The pathogenesis of ARF is not clear. One hypothesis is that the damaged tubules cannot conserve sodium normally, which activates the renin-angiotensin-aldosterone system. The effect is to redistribute the renal vascular supply by increasing the tone of both the afferent and efferent arterioles. The resulting ischemia may cause an increase in vasopressin, cellular swelling, inhibition of prostaglandin synthesis, and further stimulation of the renin-angiotensin system. The reduced blood flow decreases glomerular pressure, GFR, and tubular flow; thus oliguria occurs.

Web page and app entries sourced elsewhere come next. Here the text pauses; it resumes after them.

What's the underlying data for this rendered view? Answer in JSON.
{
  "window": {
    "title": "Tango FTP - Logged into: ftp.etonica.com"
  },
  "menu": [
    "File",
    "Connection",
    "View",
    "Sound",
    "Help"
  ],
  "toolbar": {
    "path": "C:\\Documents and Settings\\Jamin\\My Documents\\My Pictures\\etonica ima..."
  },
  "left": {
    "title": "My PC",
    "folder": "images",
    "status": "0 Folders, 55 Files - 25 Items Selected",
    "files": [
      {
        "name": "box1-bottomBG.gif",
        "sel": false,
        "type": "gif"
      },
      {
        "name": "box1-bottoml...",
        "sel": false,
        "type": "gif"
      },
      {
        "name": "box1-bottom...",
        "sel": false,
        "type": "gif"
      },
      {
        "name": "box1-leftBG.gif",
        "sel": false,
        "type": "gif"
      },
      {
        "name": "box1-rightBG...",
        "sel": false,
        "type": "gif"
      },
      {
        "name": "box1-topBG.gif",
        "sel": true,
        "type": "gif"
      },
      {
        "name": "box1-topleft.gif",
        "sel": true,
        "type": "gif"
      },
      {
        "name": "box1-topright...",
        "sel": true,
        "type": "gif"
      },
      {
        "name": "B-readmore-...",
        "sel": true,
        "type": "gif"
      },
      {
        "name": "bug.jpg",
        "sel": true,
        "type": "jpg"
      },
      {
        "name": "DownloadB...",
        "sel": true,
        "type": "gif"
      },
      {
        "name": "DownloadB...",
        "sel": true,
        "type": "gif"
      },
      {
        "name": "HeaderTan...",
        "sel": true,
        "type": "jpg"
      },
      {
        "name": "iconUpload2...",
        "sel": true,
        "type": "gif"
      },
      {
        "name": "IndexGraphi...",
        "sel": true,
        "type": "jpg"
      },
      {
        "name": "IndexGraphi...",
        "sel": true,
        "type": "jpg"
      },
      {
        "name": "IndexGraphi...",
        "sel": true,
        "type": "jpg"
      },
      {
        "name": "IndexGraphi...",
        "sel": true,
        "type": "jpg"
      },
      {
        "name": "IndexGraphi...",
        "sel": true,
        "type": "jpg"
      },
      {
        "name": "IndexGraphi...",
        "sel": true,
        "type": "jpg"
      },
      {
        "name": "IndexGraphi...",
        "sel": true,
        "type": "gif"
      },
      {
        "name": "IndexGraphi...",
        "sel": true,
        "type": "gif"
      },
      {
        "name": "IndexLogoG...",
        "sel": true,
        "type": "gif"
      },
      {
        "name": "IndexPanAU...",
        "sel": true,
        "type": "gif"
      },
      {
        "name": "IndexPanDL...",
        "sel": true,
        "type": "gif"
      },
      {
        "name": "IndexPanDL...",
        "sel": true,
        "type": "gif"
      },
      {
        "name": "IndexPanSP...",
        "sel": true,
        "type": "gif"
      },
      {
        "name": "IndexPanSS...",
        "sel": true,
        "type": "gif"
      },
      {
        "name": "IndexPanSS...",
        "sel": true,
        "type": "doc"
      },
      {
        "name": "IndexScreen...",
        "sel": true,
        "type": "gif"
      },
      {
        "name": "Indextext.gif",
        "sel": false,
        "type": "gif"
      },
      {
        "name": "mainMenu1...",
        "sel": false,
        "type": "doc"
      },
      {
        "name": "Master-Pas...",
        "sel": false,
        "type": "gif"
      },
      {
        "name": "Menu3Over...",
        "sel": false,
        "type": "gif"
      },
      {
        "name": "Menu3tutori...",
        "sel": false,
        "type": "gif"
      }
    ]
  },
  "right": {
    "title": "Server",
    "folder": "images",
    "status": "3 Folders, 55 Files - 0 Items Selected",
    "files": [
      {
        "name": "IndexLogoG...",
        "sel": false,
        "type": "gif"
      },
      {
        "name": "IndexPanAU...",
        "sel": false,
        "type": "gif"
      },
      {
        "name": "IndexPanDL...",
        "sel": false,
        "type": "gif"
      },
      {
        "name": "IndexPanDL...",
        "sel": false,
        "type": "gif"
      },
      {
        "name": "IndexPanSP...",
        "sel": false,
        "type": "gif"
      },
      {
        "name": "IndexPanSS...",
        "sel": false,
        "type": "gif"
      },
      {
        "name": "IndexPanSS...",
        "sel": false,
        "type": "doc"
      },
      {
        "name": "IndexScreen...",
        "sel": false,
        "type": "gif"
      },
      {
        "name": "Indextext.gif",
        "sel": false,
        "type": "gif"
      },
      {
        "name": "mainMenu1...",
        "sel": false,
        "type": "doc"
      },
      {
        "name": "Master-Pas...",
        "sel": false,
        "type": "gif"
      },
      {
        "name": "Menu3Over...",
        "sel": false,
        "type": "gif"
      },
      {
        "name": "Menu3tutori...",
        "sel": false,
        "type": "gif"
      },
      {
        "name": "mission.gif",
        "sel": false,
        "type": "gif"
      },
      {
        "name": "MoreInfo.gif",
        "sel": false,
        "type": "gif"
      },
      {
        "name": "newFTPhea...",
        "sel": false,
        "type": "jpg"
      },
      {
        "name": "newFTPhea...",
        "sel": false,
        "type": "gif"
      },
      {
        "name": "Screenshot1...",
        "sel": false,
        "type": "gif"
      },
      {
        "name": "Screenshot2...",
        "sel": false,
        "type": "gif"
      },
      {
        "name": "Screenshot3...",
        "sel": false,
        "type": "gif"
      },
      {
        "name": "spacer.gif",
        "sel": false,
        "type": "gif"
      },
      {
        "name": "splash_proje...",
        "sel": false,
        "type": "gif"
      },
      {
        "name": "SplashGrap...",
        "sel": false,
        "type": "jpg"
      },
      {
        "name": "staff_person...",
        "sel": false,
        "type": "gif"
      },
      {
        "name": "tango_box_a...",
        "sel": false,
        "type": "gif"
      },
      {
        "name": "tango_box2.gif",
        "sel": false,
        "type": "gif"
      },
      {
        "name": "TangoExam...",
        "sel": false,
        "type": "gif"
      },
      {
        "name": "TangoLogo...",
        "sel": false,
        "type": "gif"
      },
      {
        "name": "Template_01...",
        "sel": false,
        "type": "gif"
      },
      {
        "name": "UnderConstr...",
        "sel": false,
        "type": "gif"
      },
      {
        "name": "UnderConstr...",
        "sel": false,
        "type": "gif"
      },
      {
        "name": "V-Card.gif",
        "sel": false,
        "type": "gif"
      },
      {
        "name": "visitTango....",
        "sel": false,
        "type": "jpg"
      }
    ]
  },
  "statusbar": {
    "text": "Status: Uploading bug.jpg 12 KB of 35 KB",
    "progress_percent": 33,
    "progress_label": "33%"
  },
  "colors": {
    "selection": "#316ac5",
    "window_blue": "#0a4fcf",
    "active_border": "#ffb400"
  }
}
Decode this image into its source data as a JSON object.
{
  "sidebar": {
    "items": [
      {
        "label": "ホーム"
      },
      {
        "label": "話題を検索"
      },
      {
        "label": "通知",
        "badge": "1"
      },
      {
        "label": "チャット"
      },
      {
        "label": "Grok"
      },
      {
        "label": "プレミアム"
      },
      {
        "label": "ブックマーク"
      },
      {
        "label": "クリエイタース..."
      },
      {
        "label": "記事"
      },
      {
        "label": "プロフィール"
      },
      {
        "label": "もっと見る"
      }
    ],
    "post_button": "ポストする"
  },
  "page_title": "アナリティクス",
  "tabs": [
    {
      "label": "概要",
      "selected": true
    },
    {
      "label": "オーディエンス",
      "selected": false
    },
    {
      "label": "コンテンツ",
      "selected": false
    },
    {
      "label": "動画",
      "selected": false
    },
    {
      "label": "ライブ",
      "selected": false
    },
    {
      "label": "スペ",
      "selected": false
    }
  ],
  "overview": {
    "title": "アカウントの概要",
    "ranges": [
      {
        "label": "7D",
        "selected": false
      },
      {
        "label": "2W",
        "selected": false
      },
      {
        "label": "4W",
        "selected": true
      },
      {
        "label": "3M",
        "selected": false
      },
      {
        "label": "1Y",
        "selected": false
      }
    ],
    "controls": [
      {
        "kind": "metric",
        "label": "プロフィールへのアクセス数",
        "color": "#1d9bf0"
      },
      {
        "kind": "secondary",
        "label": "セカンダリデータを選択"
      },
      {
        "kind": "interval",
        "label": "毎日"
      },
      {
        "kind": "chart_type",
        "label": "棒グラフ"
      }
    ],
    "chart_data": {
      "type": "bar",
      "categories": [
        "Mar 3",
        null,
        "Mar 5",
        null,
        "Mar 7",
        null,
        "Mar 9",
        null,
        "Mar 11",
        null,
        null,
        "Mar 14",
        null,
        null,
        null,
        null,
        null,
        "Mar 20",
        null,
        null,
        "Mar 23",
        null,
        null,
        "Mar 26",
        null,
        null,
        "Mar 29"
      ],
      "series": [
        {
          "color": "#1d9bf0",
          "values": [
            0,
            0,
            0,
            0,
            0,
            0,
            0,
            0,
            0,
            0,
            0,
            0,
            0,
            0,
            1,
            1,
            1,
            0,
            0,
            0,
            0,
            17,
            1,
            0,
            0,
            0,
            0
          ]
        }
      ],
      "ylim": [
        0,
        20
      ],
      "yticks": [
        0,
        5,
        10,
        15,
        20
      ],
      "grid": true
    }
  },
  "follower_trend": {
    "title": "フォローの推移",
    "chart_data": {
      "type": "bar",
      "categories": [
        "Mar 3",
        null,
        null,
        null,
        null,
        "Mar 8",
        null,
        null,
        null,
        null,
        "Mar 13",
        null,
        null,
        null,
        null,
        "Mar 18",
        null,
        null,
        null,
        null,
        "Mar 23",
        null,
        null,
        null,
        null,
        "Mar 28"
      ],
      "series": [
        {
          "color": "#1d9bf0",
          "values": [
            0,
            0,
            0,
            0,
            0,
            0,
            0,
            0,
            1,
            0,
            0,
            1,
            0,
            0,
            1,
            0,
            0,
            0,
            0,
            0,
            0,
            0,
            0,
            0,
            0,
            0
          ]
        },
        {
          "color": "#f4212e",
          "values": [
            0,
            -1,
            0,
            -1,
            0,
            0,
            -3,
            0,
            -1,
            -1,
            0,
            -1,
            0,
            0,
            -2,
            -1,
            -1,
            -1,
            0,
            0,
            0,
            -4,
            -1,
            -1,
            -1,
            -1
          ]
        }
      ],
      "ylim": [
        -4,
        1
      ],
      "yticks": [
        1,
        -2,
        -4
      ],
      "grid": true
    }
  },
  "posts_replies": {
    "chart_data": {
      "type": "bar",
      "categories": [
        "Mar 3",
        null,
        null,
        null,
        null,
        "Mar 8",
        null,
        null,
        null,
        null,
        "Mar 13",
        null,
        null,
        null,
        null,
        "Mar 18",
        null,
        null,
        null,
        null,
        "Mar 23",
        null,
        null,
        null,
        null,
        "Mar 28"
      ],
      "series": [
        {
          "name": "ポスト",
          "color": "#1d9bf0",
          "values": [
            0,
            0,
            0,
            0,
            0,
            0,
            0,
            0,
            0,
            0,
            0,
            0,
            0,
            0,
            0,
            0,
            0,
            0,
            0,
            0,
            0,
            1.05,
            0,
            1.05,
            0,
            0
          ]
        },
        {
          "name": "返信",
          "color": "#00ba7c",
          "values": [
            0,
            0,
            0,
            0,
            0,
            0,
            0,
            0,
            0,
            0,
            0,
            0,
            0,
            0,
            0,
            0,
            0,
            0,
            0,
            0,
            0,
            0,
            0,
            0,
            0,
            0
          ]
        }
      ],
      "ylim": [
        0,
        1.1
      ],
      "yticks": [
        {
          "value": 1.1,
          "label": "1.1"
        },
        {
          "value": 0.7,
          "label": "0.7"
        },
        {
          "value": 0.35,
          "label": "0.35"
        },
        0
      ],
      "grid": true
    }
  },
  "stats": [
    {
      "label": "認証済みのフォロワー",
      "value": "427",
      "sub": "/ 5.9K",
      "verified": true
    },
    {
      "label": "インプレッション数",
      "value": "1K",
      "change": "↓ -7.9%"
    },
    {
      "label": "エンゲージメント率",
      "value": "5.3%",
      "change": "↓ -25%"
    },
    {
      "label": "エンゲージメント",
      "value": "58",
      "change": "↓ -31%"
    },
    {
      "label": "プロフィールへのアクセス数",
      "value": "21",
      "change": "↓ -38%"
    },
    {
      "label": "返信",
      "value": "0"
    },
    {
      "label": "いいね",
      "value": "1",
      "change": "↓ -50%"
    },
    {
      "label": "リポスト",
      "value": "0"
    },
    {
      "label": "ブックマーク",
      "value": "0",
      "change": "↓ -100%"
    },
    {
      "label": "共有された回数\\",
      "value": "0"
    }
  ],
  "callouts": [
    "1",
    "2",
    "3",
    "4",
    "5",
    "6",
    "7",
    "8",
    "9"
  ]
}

Another theory is that cellular and protein debris in the tubule obstructs the lumen, which raises the intratubular pressure. The increasing oncotic pressure opposes filtration pressure until glomerular filtration stops. A biochemical theory claims that decreased renal blood flow leads to decreased oxygen delivery to the proximal tubules; this causes a reduction in cellular adenosine triphosphate, which increases cytosolic and mitochondrial calcium concentrations. The result of this process is cell death and tubular necrosis. Vasomotor nephropathy, which causes spasms of peritubular capillaries, may result in tubular damage. Other possible pathogenic mechanisms include leakage of filtered urine through damaged tubules back into the peritubular capillaries and chemical or morphologic changes in the basement membrane of the glomerular capillary, which decrease nephron filtration. The reversibility of this mechanism depends on the level of destruction of the basement membrane.